Problem requirements - Please retype the entries that follow exactly as they are, leaving the images behind.

*** Data under study ***

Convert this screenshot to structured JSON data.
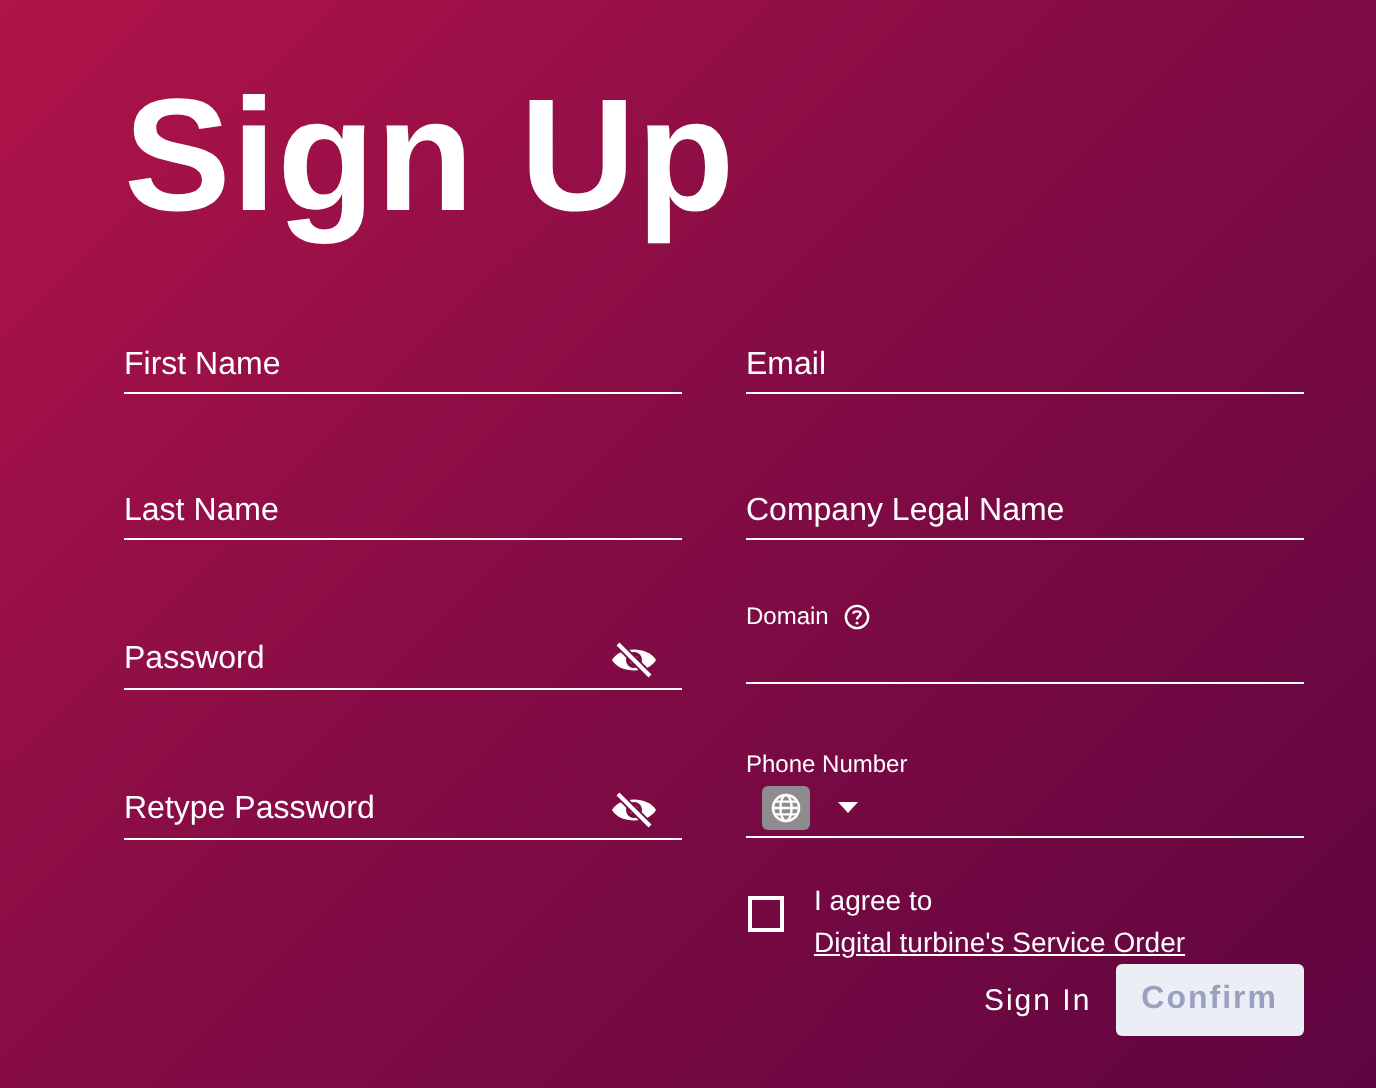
{
  "title": "Sign Up",
  "left_fields": [
    {
      "kind": "text",
      "placeholder": "First Name"
    },
    {
      "kind": "text",
      "placeholder": "Last Name"
    },
    {
      "kind": "password",
      "placeholder": "Password"
    },
    {
      "kind": "password",
      "placeholder": "Retype Password"
    }
  ],
  "right_fields": [
    {
      "kind": "text",
      "placeholder": "Email"
    },
    {
      "kind": "text",
      "placeholder": "Company Legal Name"
    },
    {
      "kind": "help",
      "label": "Domain"
    },
    {
      "kind": "phone",
      "label": "Phone Number"
    }
  ],
  "agreement": {
    "checked": false,
    "text": "I agree to",
    "link": "Digital turbine's Service Order"
  },
  "sign_in": "Sign In",
  "confirm": {
    "label": "Confirm",
    "disabled": true
  }
}
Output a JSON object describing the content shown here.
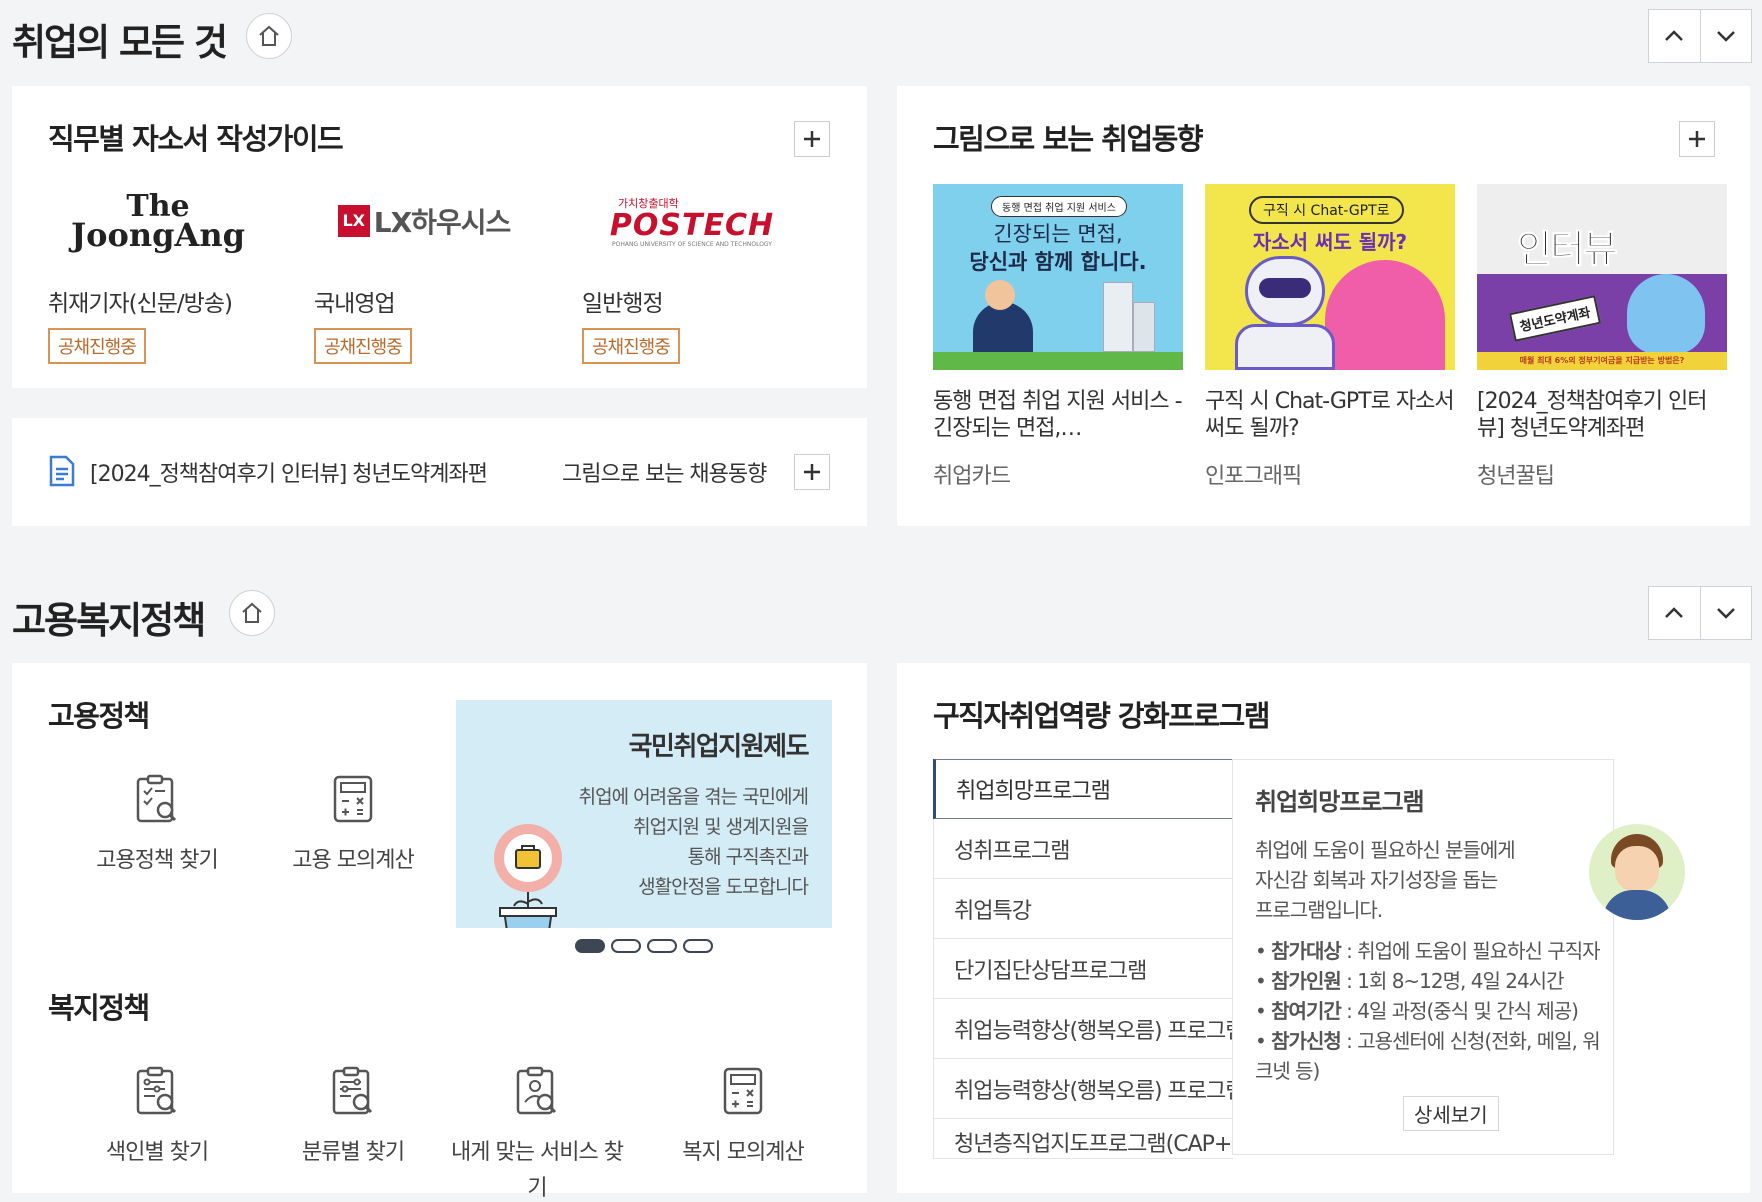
{
  "section1": {
    "title": "취업의 모든 것"
  },
  "guide": {
    "title": "직무별 자소서 작성가이드",
    "items": [
      {
        "logo_line1": "The",
        "logo_line2": "JoongAng",
        "name": "취재기자(신문/방송)",
        "badge": "공채진행중"
      },
      {
        "logo_mark": "LX",
        "logo_text": "LX하우시스",
        "name": "국내영업",
        "badge": "공채진행중"
      },
      {
        "logo_small": "가치창출대학",
        "logo_text": "POSTECH",
        "logo_sub": "POHANG UNIVERSITY OF SCIENCE AND TECHNOLOGY",
        "name": "일반행정",
        "badge": "공채진행중"
      }
    ]
  },
  "notice": {
    "text": "[2024_정책참여후기 인터뷰] 청년도약계좌편",
    "link": "그림으로 보는 채용동향"
  },
  "trends": {
    "title": "그림으로 보는 취업동향",
    "cards": [
      {
        "img_pill": "동행 면접 취업 지원 서비스",
        "img_line1": "긴장되는 면접,",
        "img_line2": "당신과 함께 합니다.",
        "title": "동행 면접 취업 지원 서비스 - 긴장되는 면접,…",
        "category": "취업카드"
      },
      {
        "img_pill": "구직 시 Chat-GPT로",
        "img_line1": "자소서 써도 될까?",
        "title": "구직 시 Chat-GPT로 자소서 써도 될까?",
        "category": "인포그래픽"
      },
      {
        "img_big": "인터뷰",
        "img_sign": "청년도약계좌",
        "img_bottom": "매월 최대 6%의 정부기여금을 지급받는 방법은?",
        "title": "[2024_정책참여후기 인터뷰] 청년도약계좌편",
        "category": "청년꿀팁"
      }
    ]
  },
  "section2": {
    "title": "고용복지정책"
  },
  "policy": {
    "employ_title": "고용정책",
    "employ_items": [
      "고용정책 찾기",
      "고용 모의계산"
    ],
    "welfare_title": "복지정책",
    "welfare_items": [
      "색인별 찾기",
      "분류별 찾기",
      "내게 맞는 서비스 찾기",
      "복지 모의계산"
    ],
    "banner": {
      "title": "국민취업지원제도",
      "lines": [
        "취업에 어려움을 겪는 국민에게",
        "취업지원 및 생계지원을",
        "통해 구직촉진과",
        "생활안정을 도모합니다"
      ]
    }
  },
  "program": {
    "title": "구직자취업역량 강화프로그램",
    "tabs": [
      "취업희망프로그램",
      "성취프로그램",
      "취업특강",
      "단기집단상담프로그램",
      "취업능력향상(행복오름) 프로그램",
      "취업능력향상(행복오름) 프로그램",
      "청년층직업지도프로그램(CAP+)"
    ],
    "detail": {
      "title": "취업희망프로그램",
      "desc": [
        "취업에 도움이 필요하신 분들에게",
        "자신감 회복과 자기성장을 돕는",
        "프로그램입니다."
      ],
      "info": [
        {
          "label": "참가대상",
          "value": "취업에 도움이 필요하신 구직자"
        },
        {
          "label": "참가인원",
          "value": "1회 8~12명, 4일 24시간"
        },
        {
          "label": "참여기간",
          "value": "4일 과정(중식 및 간식 제공)"
        },
        {
          "label": "참가신청",
          "value": "고용센터에 신청(전화, 메일, 워크넷 등)"
        }
      ],
      "more": "상세보기"
    }
  },
  "colors": {
    "accent_navy": "#2c4a7a",
    "badge_orange": "#d89456",
    "banner_bg": "#d3ecf6"
  }
}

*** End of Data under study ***

Exercise output -
Convert this screenshot to structured JSON data.
{
  "title": "Sign Up",
  "left_fields": [
    {
      "kind": "text",
      "placeholder": "First Name"
    },
    {
      "kind": "text",
      "placeholder": "Last Name"
    },
    {
      "kind": "password",
      "placeholder": "Password"
    },
    {
      "kind": "password",
      "placeholder": "Retype Password"
    }
  ],
  "right_fields": [
    {
      "kind": "text",
      "placeholder": "Email"
    },
    {
      "kind": "text",
      "placeholder": "Company Legal Name"
    },
    {
      "kind": "help",
      "label": "Domain"
    },
    {
      "kind": "phone",
      "label": "Phone Number"
    }
  ],
  "agreement": {
    "checked": false,
    "text": "I agree to",
    "link": "Digital turbine's Service Order"
  },
  "sign_in": "Sign In",
  "confirm": {
    "label": "Confirm",
    "disabled": true
  }
}
Output a JSON object describing the content shown here.
{
  "section1": {
    "title": "취업의 모든 것"
  },
  "guide": {
    "title": "직무별 자소서 작성가이드",
    "items": [
      {
        "logo_line1": "The",
        "logo_line2": "JoongAng",
        "name": "취재기자(신문/방송)",
        "badge": "공채진행중"
      },
      {
        "logo_mark": "LX",
        "logo_text": "LX하우시스",
        "name": "국내영업",
        "badge": "공채진행중"
      },
      {
        "logo_small": "가치창출대학",
        "logo_text": "POSTECH",
        "logo_sub": "POHANG UNIVERSITY OF SCIENCE AND TECHNOLOGY",
        "name": "일반행정",
        "badge": "공채진행중"
      }
    ]
  },
  "notice": {
    "text": "[2024_정책참여후기 인터뷰] 청년도약계좌편",
    "link": "그림으로 보는 채용동향"
  },
  "trends": {
    "title": "그림으로 보는 취업동향",
    "cards": [
      {
        "img_pill": "동행 면접 취업 지원 서비스",
        "img_line1": "긴장되는 면접,",
        "img_line2": "당신과 함께 합니다.",
        "title": "동행 면접 취업 지원 서비스 - 긴장되는 면접,…",
        "category": "취업카드"
      },
      {
        "img_pill": "구직 시 Chat-GPT로",
        "img_line1": "자소서 써도 될까?",
        "title": "구직 시 Chat-GPT로 자소서 써도 될까?",
        "category": "인포그래픽"
      },
      {
        "img_big": "인터뷰",
        "img_sign": "청년도약계좌",
        "img_bottom": "매월 최대 6%의 정부기여금을 지급받는 방법은?",
        "title": "[2024_정책참여후기 인터뷰] 청년도약계좌편",
        "category": "청년꿀팁"
      }
    ]
  },
  "section2": {
    "title": "고용복지정책"
  },
  "policy": {
    "employ_title": "고용정책",
    "employ_items": [
      "고용정책 찾기",
      "고용 모의계산"
    ],
    "welfare_title": "복지정책",
    "welfare_items": [
      "색인별 찾기",
      "분류별 찾기",
      "내게 맞는 서비스 찾기",
      "복지 모의계산"
    ],
    "banner": {
      "title": "국민취업지원제도",
      "lines": [
        "취업에 어려움을 겪는 국민에게",
        "취업지원 및 생계지원을",
        "통해 구직촉진과",
        "생활안정을 도모합니다"
      ]
    }
  },
  "program": {
    "title": "구직자취업역량 강화프로그램",
    "tabs": [
      "취업희망프로그램",
      "성취프로그램",
      "취업특강",
      "단기집단상담프로그램",
      "취업능력향상(행복오름) 프로그램",
      "취업능력향상(행복오름) 프로그램",
      "청년층직업지도프로그램(CAP+)"
    ],
    "detail": {
      "title": "취업희망프로그램",
      "desc": [
        "취업에 도움이 필요하신 분들에게",
        "자신감 회복과 자기성장을 돕는",
        "프로그램입니다."
      ],
      "info": [
        {
          "label": "참가대상",
          "value": "취업에 도움이 필요하신 구직자"
        },
        {
          "label": "참가인원",
          "value": "1회 8~12명, 4일 24시간"
        },
        {
          "label": "참여기간",
          "value": "4일 과정(중식 및 간식 제공)"
        },
        {
          "label": "참가신청",
          "value": "고용센터에 신청(전화, 메일, 워크넷 등)"
        }
      ],
      "more": "상세보기"
    }
  },
  "colors": {
    "accent_navy": "#2c4a7a",
    "badge_orange": "#d89456",
    "banner_bg": "#d3ecf6"
  }
}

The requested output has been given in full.